Looking alternately slick and generic, Assault on Precinct 13 looks better than the average January film, though that's not saying much (its presence in this month might be explained by its independent financing and a distribution arm that's looking for an 'in'). Anyhow, Ethan Hawke does his best faux-Cruise, Fishburne smolders as he always does and Drea de Matto dresses in tight tops. 'Splosions and gun fights follow. What more do you want?
Assault on Precinct 13 opened on Wednesday to a modest $800,000, less than Coach Carter, but more than In Good Company. Give it a good amount of early-opening bleed off, and we're looking at an opening weekend of about $10 million. Training Day this isn't, even though it shares a producer.
Coach Carter was able to unseat Meet the Fockers from the top spot at the box office, stopping it from taking number one for four straight weeks. Earning $24 million, or $29 million in the four-day MLK extended weekend, it's one of the latest films to find counter-intuitive success in the first month of the year (see what happens when you don't cede the month to award-hungry films?). If Are We There Yet? fails to catch on, it is the odds-on favorite to hold the top spot, though it is likely to slip to number two with about $15 million and is looking at a pretty respectable final figure of around $80 million.
While it was no longer the top film of the week, Meet the Fockers still earned a tidy sum, and has pushed up to the $235 million mark. This weekend should see it come very close to, if not actually passing the $250 million milestone, and will in very short order become the fourth-highest grossing release of 2004 (though that's as far as it goes).

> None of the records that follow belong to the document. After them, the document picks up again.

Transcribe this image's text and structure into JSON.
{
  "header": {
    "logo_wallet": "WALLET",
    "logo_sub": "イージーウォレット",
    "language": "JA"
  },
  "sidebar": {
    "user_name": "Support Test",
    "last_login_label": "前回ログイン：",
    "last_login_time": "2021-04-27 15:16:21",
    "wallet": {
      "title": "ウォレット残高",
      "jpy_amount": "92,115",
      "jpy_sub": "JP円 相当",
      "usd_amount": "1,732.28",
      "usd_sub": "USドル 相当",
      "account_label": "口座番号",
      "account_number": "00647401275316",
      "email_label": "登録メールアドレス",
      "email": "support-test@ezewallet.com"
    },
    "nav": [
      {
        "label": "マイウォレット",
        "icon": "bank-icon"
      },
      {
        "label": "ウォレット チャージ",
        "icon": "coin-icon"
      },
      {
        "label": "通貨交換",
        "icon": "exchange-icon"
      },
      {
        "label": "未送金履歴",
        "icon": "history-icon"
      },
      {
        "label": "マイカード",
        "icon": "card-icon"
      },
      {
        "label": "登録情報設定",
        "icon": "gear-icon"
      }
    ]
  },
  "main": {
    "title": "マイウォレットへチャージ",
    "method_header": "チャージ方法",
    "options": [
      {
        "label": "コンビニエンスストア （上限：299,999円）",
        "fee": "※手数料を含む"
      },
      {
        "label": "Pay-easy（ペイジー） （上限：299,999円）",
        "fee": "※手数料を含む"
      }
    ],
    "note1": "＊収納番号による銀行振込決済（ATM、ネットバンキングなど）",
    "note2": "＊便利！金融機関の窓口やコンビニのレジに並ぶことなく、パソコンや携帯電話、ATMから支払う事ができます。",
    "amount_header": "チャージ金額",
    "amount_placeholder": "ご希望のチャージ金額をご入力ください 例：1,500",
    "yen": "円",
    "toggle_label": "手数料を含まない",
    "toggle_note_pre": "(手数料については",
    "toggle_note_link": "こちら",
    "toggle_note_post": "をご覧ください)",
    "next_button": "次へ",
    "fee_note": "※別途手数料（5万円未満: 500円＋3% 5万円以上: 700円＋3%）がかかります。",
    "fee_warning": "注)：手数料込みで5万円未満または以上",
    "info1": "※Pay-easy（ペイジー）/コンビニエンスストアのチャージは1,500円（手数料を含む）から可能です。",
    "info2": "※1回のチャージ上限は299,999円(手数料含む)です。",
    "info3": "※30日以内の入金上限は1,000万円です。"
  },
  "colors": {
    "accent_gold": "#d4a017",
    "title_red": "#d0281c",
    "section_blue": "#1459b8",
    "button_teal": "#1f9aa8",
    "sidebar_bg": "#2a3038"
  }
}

In Good Company overcame a medium release pattern to finish in third place (on the regular weekend) or fourth (over MLK) depending on how you count the weekend. The Topher Grace/Dennis Quaid/Scarlett Johansson film also earned the second highest per screen average for wide releases last weekend, coming in just behind Coach Carter. The breakthrough of this film bodes well for both Topher Grace's budding leading man career (take that, Ashton!) and Paul Weitz's attempt to become the new Cameron Crowe. Expanding to about 1,900 venues, In Good Company should hold on to a pretty good chunk of last weekend's business, to the tune of about $11 million.
It's got to be a little demoralizing for Jennifer Garner to come up behind Racing Stripes with her try at an action franchise. Elektra finished a solid fifth opening weekend, earning about $15 million over four days. With critics teeing off on the film, don't expect Elektra to have another resurrection. It should end up with just $7 million this weekend, and be available on video quite soon.
Two films with two major Golden Globe wins are in the best position to benefit from awards this weekend, though this bump has traditionally been only minor since there are greater rewards to (potentially) come. I would expect The Aviator, the Best Drama and Best Actor-Drama winner, to hold steady at about $5 million this weekend. Sideways, the Best Comedy and Screenplay winner, nearly doubles its screens this weekend, and should see the biggest overall jump, and to break into the top ten for the first time, also earning close to $5 million. Ray and Closer also could stand to benefit, but are either in very small numbers of screens or are in the process of losing them. Matching Oscar nominations could reinforce this phenomenon.